The bioavailability and disposition kinetics of genistein in cats

N. J. Cave, R. C. Backus, Stanley L Marks, K. C. Klasing

Research output: Contribution to journalArticlepeer-review

14 Scopus citations


The absorption and disposition kinetics of the soy isoflavone genistein were determined in cats (n = 6). An oral dose of 100 mg/kg was administered, which has previously been demonstrated to be the minimum oral estrogenic dose, and was administered intravenously at a dose of 20 mg/kg, being the largest practical dose that could be safely administered. Plasma free, and total (conjugated + free) genistein concentrations were determined by HPLC following organic extraction. Noncompartmental analysis revealed a half-life of 21.67 ± 7.9 h (free) and 9.95 ± 2.7 h (conjugated), volume of distribution 31.94 ± 10.38 L/kg (free) and 11.82 ± 3.96 L/kg (conjugated) following intravenous administration. Following oral administration the half-lives were determined to be 17 ± 4.8 h (free) and 8.56 ± 4.65 h (conjugated), with tmax = 4.4 ± 0.6 h (free) and 4.42 ± 0.99 h (conjugated), and Cmax = 0.276 ± 0.1 μg/mL (free) and 6.24 ± 6.58 μg/mL (conjugated). Oral bioavailabilities were 1.379 ± 0.9% (free) and 29.85 ± 22.61% (conjugated). The ratio of total:free genistein ranged from 25.9 to 5.5. Poor oral absorption and efficient conjugation explain the low bioavailability of free genistein. Accumulation of genistein in peripheral lipophilic compartments may occur.

Original languageEnglish (US)
Pages (from-to)327-335
Number of pages9
JournalJournal of Veterinary Pharmacology and Therapeutics
Issue number4
StatePublished - Aug 2007

ASJC Scopus subject areas

  • Pharmacology
  • veterinary(all)
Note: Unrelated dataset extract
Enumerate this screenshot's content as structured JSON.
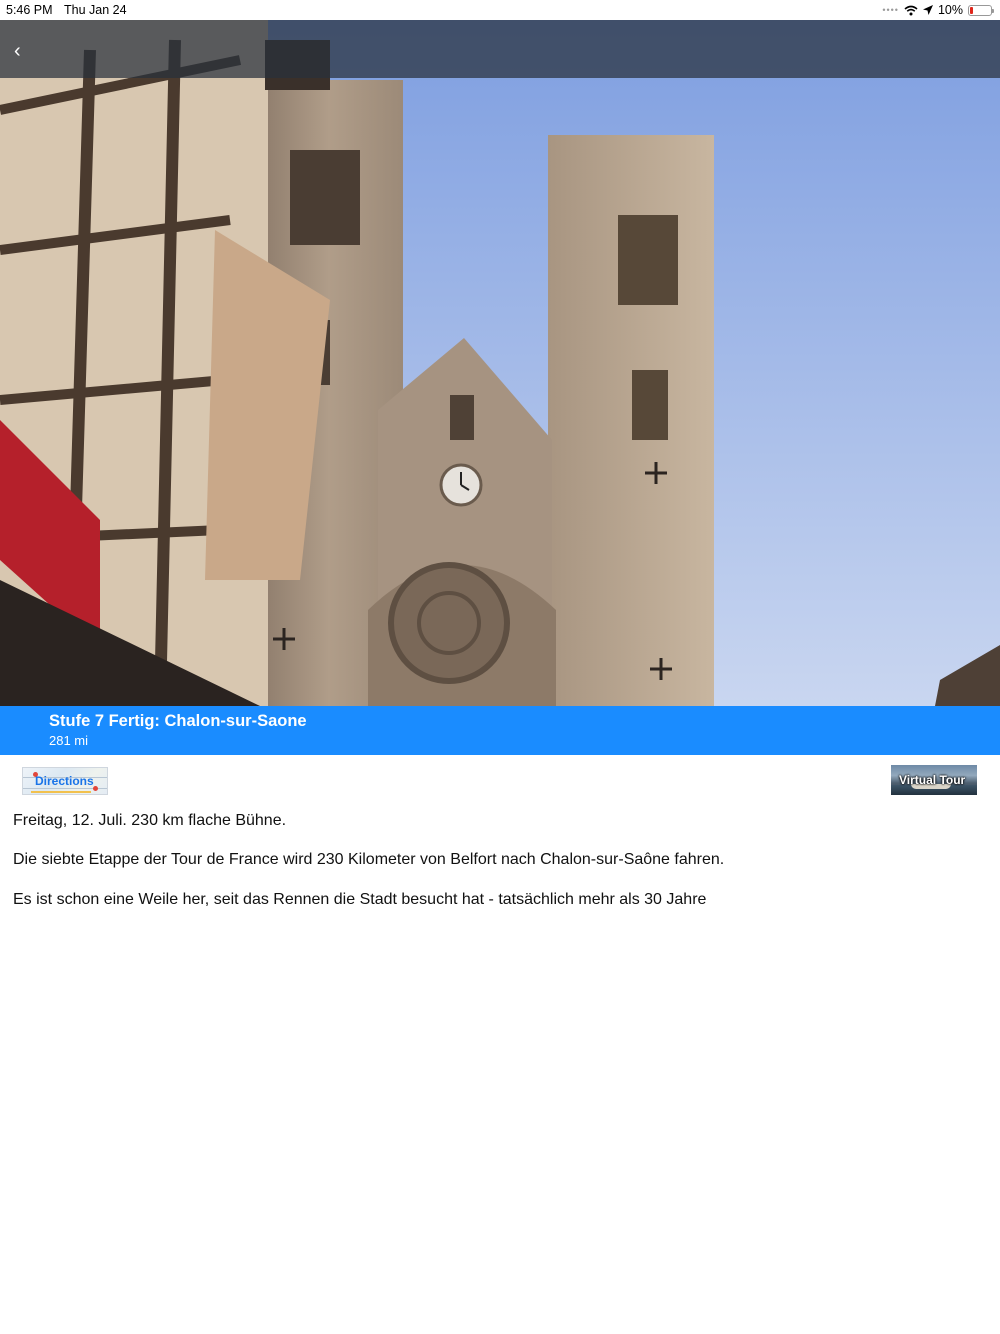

Dive into the research topics of 'The bioavailability and disposition kinetics of genistein in cats'. Together they form a unique fingerprint.

Cite this